It was June of 1993 when Jeff Goldblum said, “life finds a way.” I was 11 at the time, and when Jurassic Park hit the theaters it felt like a revolution in film and I suppose it was. I mean, there were dinosaurs on the screen—as real as I had ever imagined them. John Hammond, with his ambered-mosquito cane, had figured it out. And when Dr. Alan Grant stepped out of that jeep and turned up his face to get his, and our, first look at those long-necks grazing at the canopy of the tallest trees we all took a deep breath, held it for a moment, and said, “holy shit, it’s a dinosaur.” To watch it now, there’s a sense of nostalgia, but not the breathlessness. The dinos of ‘93 are less impressive, and we find ourselves reassuring anyone born after 1990, “it was really pretty good for it’s time.” It was later in the film, however, after the initial awe, that Jeff Goldblum, as Dr. Ian Malcom, said, “life finds a way.” Nearly 21 years later and that’s what I remember, and that’s what I cannot seem to get away from in my writing, nor am I sure I want to.
I can’t write a happy story. I just can’t. I don’t particularly like reading happy stories, either. I’m not even sure why this is (I’m content enough, mostly), but what I do know is that through narratives of tragedy and sorrow and violence and guilt and betrayal, without stating it as explicitly as Dr. Malcom, “life finds a way” is what I’m trying to insist upon in everything I write. To say that “life finds a way” is to imply that it’s in the habit of losing its way or that its way is obscured at times. Life must stall. It must be uncertain. It must search and doubt before it can move on. These are the stories to which I am drawn and try to write.
I’ve often heard folks decry a novel for its tragedy. “I hate that book,” they say. “It’s so sad.” And when they do, I can’t help but think of Rose of Sharon’s “mysterious” smile in John Steinbeck’s The Grapes of Wrath, a father and son’s determination to “carry the light” in Cormac McCarthy’s The Road, Hig’s seemingly hopeless flight in Peter Heller’s The Dog Stars, and Junior’s ironic humor in Sherman Alexie’s The Absolutely True Diary of a Part-Time Indian—each a work full of heartbreak.
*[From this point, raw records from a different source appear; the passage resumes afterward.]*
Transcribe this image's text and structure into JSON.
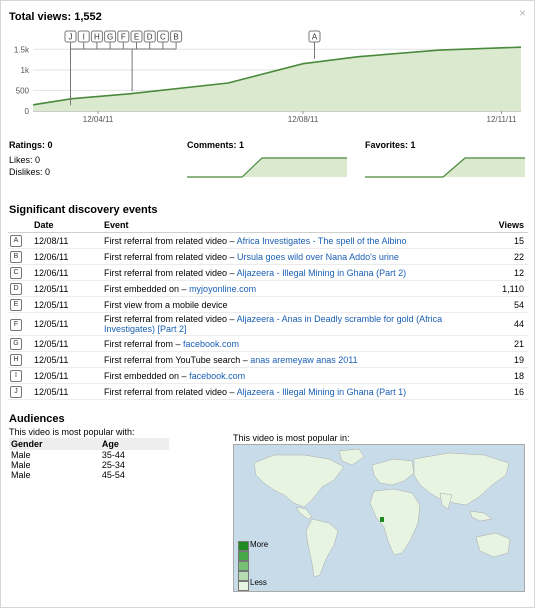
{
  "header": {
    "total_views_label": "Total views: 1,552"
  },
  "chart_data": {
    "type": "area",
    "x_tick_labels": [
      "12/04/11",
      "12/08/11",
      "12/11/11"
    ],
    "y_tick_labels": [
      "0",
      "500",
      "1k",
      "1.5k"
    ],
    "ylim": [
      0,
      1750
    ],
    "x_days": [
      0,
      2,
      4,
      6,
      8,
      10,
      12,
      14
    ],
    "x_dates": [
      "12/04/11",
      "12/05/11",
      "12/06/11",
      "12/07/11",
      "12/08/11",
      "12/09/11",
      "12/10/11",
      "12/11/11"
    ],
    "y": [
      0,
      150,
      300,
      420,
      680,
      1150,
      1320,
      1480,
      1552
    ],
    "event_markers": [
      "J",
      "I",
      "H",
      "G",
      "F",
      "E",
      "D",
      "C",
      "B",
      "A"
    ],
    "colors": {
      "line": "#4a8a3c",
      "fill": "#dbeacf"
    }
  },
  "stats": {
    "ratings": "Ratings: 0",
    "likes": "Likes: 0",
    "dislikes": "Dislikes: 0",
    "comments": "Comments: 1",
    "favorites": "Favorites: 1"
  },
  "events": {
    "title": "Significant discovery events",
    "headers": {
      "date": "Date",
      "event": "Event",
      "views": "Views"
    },
    "rows": [
      {
        "badge": "A",
        "date": "12/08/11",
        "prefix": "First referral from related video – ",
        "link": "Africa Investigates - The spell of the Albino",
        "views": "15"
      },
      {
        "badge": "B",
        "date": "12/06/11",
        "prefix": "First referral from related video – ",
        "link": "Ursula goes wild over Nana Addo's urine",
        "views": "22"
      },
      {
        "badge": "C",
        "date": "12/06/11",
        "prefix": "First referral from related video – ",
        "link": "Aljazeera - Illegal Mining in Ghana (Part 2)",
        "views": "12"
      },
      {
        "badge": "D",
        "date": "12/05/11",
        "prefix": "First embedded on – ",
        "link": "myjoyonline.com",
        "views": "1,110"
      },
      {
        "badge": "E",
        "date": "12/05/11",
        "prefix": "First view from a mobile device",
        "link": "",
        "views": "54"
      },
      {
        "badge": "F",
        "date": "12/05/11",
        "prefix": "First referral from related video – ",
        "link": "Aljazeera - Anas in Deadly scramble for gold (Africa Investigates) [Part 2]",
        "views": "44"
      },
      {
        "badge": "G",
        "date": "12/05/11",
        "prefix": "First referral from – ",
        "link": "facebook.com",
        "views": "21"
      },
      {
        "badge": "H",
        "date": "12/05/11",
        "prefix": "First referral from YouTube search – ",
        "link": "anas aremeyaw anas 2011",
        "views": "19"
      },
      {
        "badge": "I",
        "date": "12/05/11",
        "prefix": "First embedded on – ",
        "link": "facebook.com",
        "views": "18"
      },
      {
        "badge": "J",
        "date": "12/05/11",
        "prefix": "First referral from related video – ",
        "link": "Aljazeera - Illegal Mining in Ghana (Part 1)",
        "views": "16"
      }
    ]
  },
  "audiences": {
    "title": "Audiences",
    "popular_with": "This video is most popular with:",
    "headers": {
      "gender": "Gender",
      "age": "Age"
    },
    "rows": [
      {
        "gender": "Male",
        "age": "35-44"
      },
      {
        "gender": "Male",
        "age": "25-34"
      },
      {
        "gender": "Male",
        "age": "45-54"
      }
    ],
    "popular_in": "This video is most popular in:",
    "legend_more": "More",
    "legend_less": "Less",
    "legend_colors": [
      "#1f8a1f",
      "#46a846",
      "#76c176",
      "#b5dcb0",
      "#e8f4e2"
    ]
  },
  "close_icon": "×"
}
Of course, there are many, many others, and I’m sure you can think of some. We are weaved of beauty and travesty and absurdity. Good writing acknowledges that complexity, and life would lose its way, were a strand removed. Life doesn’t do that—because Jeff Goldblum said so.
Michael Crichton and Steven Spielberg told a great story. People loved Jurassic Park—still do—but it’s not a happy tale. People die, violently and painfully, and the survivors ultimately have to abandon that miracle island. The dream and the wonder are soiled and lost. But life finds a way. A few of our protagonists live. The dinosaurs live. In fact, the dinosaurs win, and perhaps that makes it a happy story afterall.